See alsoEdit


  1. ^ California Department of Transportation (September 7, 2011). "Officially Designated State Scenic Highways and Historic Parkways". Sacramento: California Department of Transportation. Retrieved March 27, 2019.
  2. ^ a b California Department of Transportation (July 2007). "Log of Bridges on State Highways". Sacramento: California Department of Transportation.
  3. ^ a b California Road Atlas (Map). Thomas Brothers. 2008.
  4. ^ "Article 2 of Chapter 2 of Division 1 of the California Streets and Highways Code". Sacramento: California Office of Legislative Counsel. Retrieved February 6, 2019.
  5. ^ Federal Highway Administration (March 25, 2015). National Highway System: California (North) (PDF) (Map). Scale not given. Washington, DC: Federal Highway Administration. Retrieved October 13, 2017.
  6. ^ Natzke, Stefan; Neathery, Mike & Adderly, Kevin (June 20, 2012). "What is the National Highway System?". National Highway System. Washington, DC: Federal Highway Administration. Retrieved July 1, 2012.
  7. ^ "Article 2.5 of Chapter 2 of Division 1 of the California Streets & Highways Code". California Office of Legislative Counsel. Retrieved February 6, 2019.
  8. ^ California Department of Transportation (September 7, 2011). "Officially Designated State Scenic Highways and Historic Parkways". Sacramento: California Department of Transportation. Retrieved October 13, 2017.
  9. ^ Trails and Roads: De Anza Trail last retrieved March 6, 2007.
  10. ^ California Highway 68, America's Lost Roads
  11. ^ A TROUBLED BEAUTY Highway 68: A road with scenery, history and tragedy, The Salinas Californian, August 4, 2007
  12. ^ a b California Department of Transportation. "State Truck Route List". Sacramento: California Department of Transportation. Archived from the original (XLS file) on June 30, 2015. Retrieved June 30, 2015.

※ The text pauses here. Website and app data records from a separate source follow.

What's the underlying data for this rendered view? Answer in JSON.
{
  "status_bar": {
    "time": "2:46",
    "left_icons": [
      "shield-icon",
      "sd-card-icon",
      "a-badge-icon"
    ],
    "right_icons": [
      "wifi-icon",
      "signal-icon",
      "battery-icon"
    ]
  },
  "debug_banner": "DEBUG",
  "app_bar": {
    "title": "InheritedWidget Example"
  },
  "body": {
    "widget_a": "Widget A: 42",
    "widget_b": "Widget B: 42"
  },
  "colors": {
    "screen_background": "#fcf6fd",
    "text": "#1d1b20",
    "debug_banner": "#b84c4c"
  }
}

  13. ^ California Department of Transportation, All Traffic Volumes on CSHS, 2005 and 2006
  14. ^ California Department of Transportation, California Numbered Exit Uniform System, State Route 68 Freeway Interchanges, Retrieved on 2009-02-06.
  15. ^ California Department of Transportation, California Numbered Exit Uniform System, State Route 1 Freeway Interchanges, Retrieved on 2009-02-06.

External linksEdit